Myths matter

There are still too many myths about people living with mental illness: that they are prone to violence, unusually resistant to treatment and services and, when very ill, typically don’t even understand the nature of their conditions. We’ve created these myths in part by being afraid to look clearly at mental illnesses and listen closely to the people who have them.

Fighting in the open is the only way to bust myths, and change minds.

“We can protect mental health, but only if we are willing to talk about mental illnesses openly.”

Confronting the problem

Today, mental illnesses remain the only chronic diseases that as a matter of public policy we typically wait until Stage 4 to treat. In Beers’ day, when people became too ill to remain with families, we sent them to large institutions. We no longer do that. We still wait far too long to intervene, but then rely on jails and prisons instead.

Every chronic health condition should be addressed early, not late. We can move people toward recovery, but only if we take mental health seriously. We can protect mental health, but only if we are willing to talk about mental illnesses openly.

As a lasting legacy to Clifford Beers, millions take part in commemorating Mental Health Month each May. Every year, we open a dialogue and talk openly about what mental health is and what mental illnesses feel like.

Creating a movement

The challenge is to move those listeners to action. We need them to help strip the stigma from mental illness and end discrimination against people who have mental illnesses. We need them to join the fight to address mental illnesses the same way we address other chronic diseases, through prevention, screening, early identification and early intervention.

We need them to demand that in practice we integrate mental health care and services with other health and social services, just as we do for other chronic conditions. And we need them to tell public officials to stop treating only what they consider to be “serious” mental illness, and to treat all mental illnesses seriously.

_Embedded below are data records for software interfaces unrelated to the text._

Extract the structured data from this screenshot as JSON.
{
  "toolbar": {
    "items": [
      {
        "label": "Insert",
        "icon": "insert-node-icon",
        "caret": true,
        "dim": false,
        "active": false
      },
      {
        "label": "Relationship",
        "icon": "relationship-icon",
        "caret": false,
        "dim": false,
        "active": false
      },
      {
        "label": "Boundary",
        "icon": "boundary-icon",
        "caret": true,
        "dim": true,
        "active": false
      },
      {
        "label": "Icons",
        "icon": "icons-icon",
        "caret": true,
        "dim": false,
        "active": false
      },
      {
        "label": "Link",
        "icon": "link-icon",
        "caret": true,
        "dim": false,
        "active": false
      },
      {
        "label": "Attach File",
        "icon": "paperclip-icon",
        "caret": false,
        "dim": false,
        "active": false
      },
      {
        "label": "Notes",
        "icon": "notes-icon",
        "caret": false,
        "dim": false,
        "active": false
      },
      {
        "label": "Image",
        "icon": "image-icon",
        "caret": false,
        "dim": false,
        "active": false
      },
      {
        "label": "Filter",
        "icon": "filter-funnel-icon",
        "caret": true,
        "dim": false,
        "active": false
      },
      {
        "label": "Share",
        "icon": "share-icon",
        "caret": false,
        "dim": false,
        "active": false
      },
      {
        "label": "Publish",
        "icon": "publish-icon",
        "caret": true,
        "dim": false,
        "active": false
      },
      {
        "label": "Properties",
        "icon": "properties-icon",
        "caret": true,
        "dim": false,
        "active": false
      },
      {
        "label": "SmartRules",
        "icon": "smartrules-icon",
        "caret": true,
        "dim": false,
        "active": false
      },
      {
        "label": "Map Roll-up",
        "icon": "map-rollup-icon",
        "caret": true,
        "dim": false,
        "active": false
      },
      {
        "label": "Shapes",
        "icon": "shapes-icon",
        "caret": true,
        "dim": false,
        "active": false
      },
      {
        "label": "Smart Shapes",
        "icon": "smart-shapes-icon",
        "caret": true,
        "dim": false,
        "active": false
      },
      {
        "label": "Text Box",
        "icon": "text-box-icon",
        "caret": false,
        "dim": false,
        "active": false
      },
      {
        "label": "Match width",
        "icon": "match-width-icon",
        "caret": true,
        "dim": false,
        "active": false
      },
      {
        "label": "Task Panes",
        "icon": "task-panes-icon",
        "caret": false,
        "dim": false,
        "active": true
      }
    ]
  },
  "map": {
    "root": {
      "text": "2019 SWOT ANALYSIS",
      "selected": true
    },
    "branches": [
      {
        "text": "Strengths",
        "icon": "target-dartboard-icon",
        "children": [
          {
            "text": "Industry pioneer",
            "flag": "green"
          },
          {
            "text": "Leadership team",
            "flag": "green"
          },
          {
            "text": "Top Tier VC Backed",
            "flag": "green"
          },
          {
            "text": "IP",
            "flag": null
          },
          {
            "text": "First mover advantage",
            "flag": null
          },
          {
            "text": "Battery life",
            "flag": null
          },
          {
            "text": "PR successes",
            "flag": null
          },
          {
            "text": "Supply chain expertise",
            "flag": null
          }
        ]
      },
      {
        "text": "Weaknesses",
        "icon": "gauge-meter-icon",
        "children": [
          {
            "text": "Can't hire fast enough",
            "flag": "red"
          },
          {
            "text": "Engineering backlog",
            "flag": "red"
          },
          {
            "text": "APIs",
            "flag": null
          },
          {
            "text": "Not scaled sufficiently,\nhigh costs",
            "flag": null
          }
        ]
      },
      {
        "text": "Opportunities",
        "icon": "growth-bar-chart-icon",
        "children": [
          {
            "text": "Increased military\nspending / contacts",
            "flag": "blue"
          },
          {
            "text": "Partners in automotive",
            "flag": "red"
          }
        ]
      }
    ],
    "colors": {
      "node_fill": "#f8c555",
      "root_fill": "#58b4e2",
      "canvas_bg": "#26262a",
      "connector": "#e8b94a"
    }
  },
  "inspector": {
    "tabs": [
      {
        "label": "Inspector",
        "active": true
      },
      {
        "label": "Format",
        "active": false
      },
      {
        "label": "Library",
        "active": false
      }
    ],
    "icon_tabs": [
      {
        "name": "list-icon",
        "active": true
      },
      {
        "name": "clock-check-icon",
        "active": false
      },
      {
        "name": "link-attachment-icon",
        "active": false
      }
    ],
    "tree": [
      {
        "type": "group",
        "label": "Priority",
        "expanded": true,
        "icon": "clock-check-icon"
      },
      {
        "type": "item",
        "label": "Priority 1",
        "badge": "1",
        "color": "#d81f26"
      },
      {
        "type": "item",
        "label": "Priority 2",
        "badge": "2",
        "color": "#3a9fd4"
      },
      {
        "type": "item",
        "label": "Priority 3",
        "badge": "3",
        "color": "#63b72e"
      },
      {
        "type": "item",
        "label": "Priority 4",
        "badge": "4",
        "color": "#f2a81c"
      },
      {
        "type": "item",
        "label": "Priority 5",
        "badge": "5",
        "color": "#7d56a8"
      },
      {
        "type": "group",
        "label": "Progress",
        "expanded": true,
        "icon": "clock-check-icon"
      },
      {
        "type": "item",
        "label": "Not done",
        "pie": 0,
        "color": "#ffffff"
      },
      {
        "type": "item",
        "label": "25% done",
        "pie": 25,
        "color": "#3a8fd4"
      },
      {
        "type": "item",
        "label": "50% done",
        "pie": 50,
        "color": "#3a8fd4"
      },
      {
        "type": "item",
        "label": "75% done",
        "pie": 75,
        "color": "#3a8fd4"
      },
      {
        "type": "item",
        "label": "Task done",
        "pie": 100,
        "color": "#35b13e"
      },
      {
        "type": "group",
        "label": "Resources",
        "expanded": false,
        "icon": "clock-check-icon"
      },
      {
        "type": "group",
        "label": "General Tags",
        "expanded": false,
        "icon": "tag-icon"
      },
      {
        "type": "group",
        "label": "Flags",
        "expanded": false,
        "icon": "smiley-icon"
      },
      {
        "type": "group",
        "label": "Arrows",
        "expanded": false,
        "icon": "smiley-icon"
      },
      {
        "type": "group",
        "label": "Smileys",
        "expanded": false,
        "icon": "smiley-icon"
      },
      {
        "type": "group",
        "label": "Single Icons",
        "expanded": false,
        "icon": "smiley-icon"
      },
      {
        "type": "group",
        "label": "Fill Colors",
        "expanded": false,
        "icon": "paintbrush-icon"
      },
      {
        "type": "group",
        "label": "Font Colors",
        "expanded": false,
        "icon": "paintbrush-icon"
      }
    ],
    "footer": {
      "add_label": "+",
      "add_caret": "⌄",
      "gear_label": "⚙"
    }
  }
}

There is so much more we could do to promote recovery and mental health if we act before Stage 4—before crises occur, families are destroyed, educational opportunities dry up, jobs are lost and lives are compromised. We need to keep fighting in the open, and make all lives matter.